From the millennium bug to current trends in internet perceptions, use and access in Africa, there has been a mixed bag of developments that have taken place over the last 20 years that have shaped the African digital society. This year, the Collaboration on International ICT Policy for East and Southern Africa (CIPESA) has focused on what has shaped the African digital society in its latest State of Internet Freedom in Africa Report.
According to the report, the countries reviewed appear to have adopted similar patterns particularly on information controls which have been increasing gradually parallel to the internet penetration growth over the same period. In the early years, there were efforts made in pursuit of increasing access to the internet. However, by 2005, some countries started taking steps to intercept communications, including of digital communications. Between 2006 and 2010, several governments started to take dedicated moves to regulate the digital sphere, including prescribing various restrictive laws aimed at the use of information and Communication Technologies (ICT), coupled with investments geared towards enhancing government surveillance capacity.

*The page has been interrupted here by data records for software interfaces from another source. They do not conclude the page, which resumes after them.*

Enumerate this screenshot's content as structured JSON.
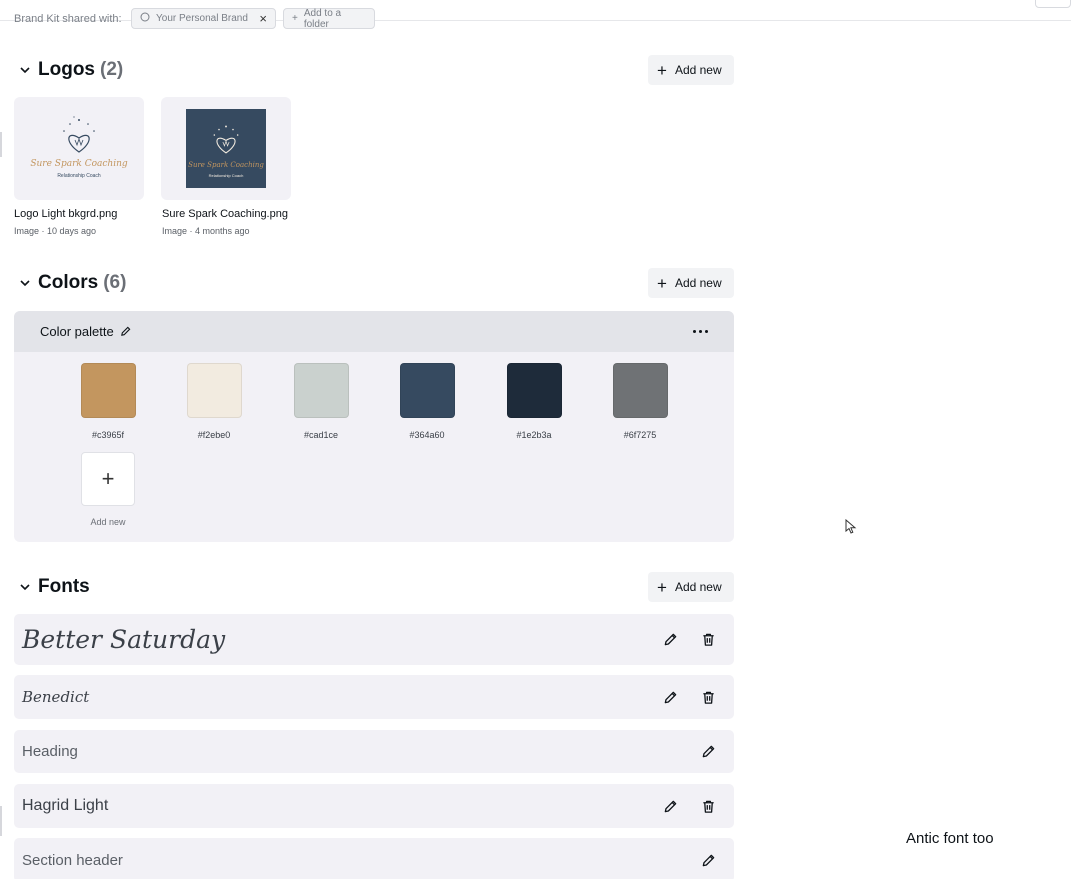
{
  "topbar": {
    "share_label": "Brand Kit shared with:",
    "chip_brand": "Your Personal Brand",
    "chip_folder": "Add to a folder"
  },
  "logos": {
    "title": "Logos",
    "count": "(2)",
    "add_label": "Add new",
    "items": [
      {
        "name": "Logo Light bkgrd.png",
        "meta": "Image · 10 days ago",
        "logo_line1": "Sure Spark Coaching",
        "logo_line2": "Relationship Coach"
      },
      {
        "name": "Sure Spark Coaching.png",
        "meta": "Image · 4 months ago",
        "logo_line1": "Sure Spark Coaching",
        "logo_line2": "Relationship Coach"
      }
    ]
  },
  "colors": {
    "title": "Colors",
    "count": "(6)",
    "add_label": "Add new",
    "palette_title": "Color palette",
    "swatches": [
      {
        "hex": "#c3965f"
      },
      {
        "hex": "#f2ebe0"
      },
      {
        "hex": "#cad1ce"
      },
      {
        "hex": "#364a60"
      },
      {
        "hex": "#1e2b3a"
      },
      {
        "hex": "#6f7275"
      }
    ],
    "add_swatch_label": "Add new"
  },
  "fonts": {
    "title": "Fonts",
    "add_label": "Add new",
    "rows": [
      {
        "sample": "Better Saturday"
      },
      {
        "sample": "Benedict"
      },
      {
        "sample": "Heading"
      },
      {
        "sample": "Hagrid Light"
      },
      {
        "sample": "Section header"
      }
    ]
  },
  "note": "Antic font too"
}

Since then, we have witnessed a significant increase in African narratives and civic action online. However, these have been hampered by restrictive laws and practices which continue to contribute towards self-censorship, affronts to freedom of expression and press freedom, a persisting gender digital divide, and growing exclusion of vulnerable communities such as Persons With Disabilities (PWDs) through to the systematic disruption of communications and other internet freedom infringements.